My Lords, with regard to the assistance which Her Majesty's Government have tendered to the Chinese Government in reorganising their Army and Navy, I entirely concur in the observations made by the noble Marquess. I do not know who the officer is that they have in view, but whether it be the same officer who went there before or not, my own experience confirms what the noble Marquess says. We had an officer there, and he became entirely useless, not through any fault of his own, but because the Chinese Government would not allow him to exercise any such authority as was absolutely essential to render him of any use whatever. The noble Marquess, I am sure, is fully alive to that difficulty, and I am extremely glad to hear that if such assistance is to be given to the Chinese Government, Her Majesty's Government will insist that the conditions are such as will make that assistance really valuable and effective. My Lords, with regard to the other point, I am very glad indeed to hear the noble Marquess repeat emphatically the assurances that he gave to the deputation that Her Majesty's Government would do their utmost to support British capitalists who are ready to embark their capital in the construction of railways in China. And I am, perhaps, a little more hopeful that Her Majesty's Government may be successful in this when I remember the very pertinent observations which the noble Marquess made in the course of his answer to the deputation, that we must not always expect to obtain the help of foreign Powers in obtaining concessions from the Chinese Government.

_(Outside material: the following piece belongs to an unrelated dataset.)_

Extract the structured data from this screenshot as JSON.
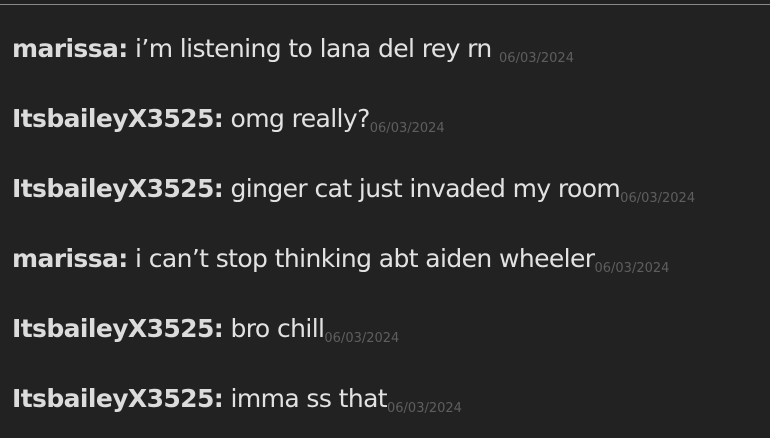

It seems to me that the course of events in China shows that that help will not be wanting, as more than one foreign country is most earnestly pressing the Chinese Government for concessions. The noble Marquess need not, therefore, despair of getting that aid which he mentioned. I do not doubt for a moment that it is the intention of the noble Marquess and Her Majesty's Government to give all the aid in their power to such enterprises; but we must not forget—and I am sure the noble Marquess will not forget—that an immense change has come over the whole scene in China. Methods which were formerly perfectly opposite to the ways of diplomacy, which were entirely justifiable in times past, may no longer be applicable to the situation at which we have now arrived. All I hope is that our Minister at Pekin—whom I believe to be a very able man indeed—and Her Majesty's Government will do their best to adapt their methods to the new situation in which we find ourselves. If they do so, and use all the energy they have, and apply every effort to support British capitalists in taking their fair share in railway enterprise in China, then I should look for very hopeful results. Of this I am quite certain—that the country here, especially those interested in Chinese affairs, are becoming fully alive to the necessities of the situation, and I cannot believe that enterprise will be wanting on their part to come forward with such propositions as may receive from Her Majesty's Government the support which has been promised to them.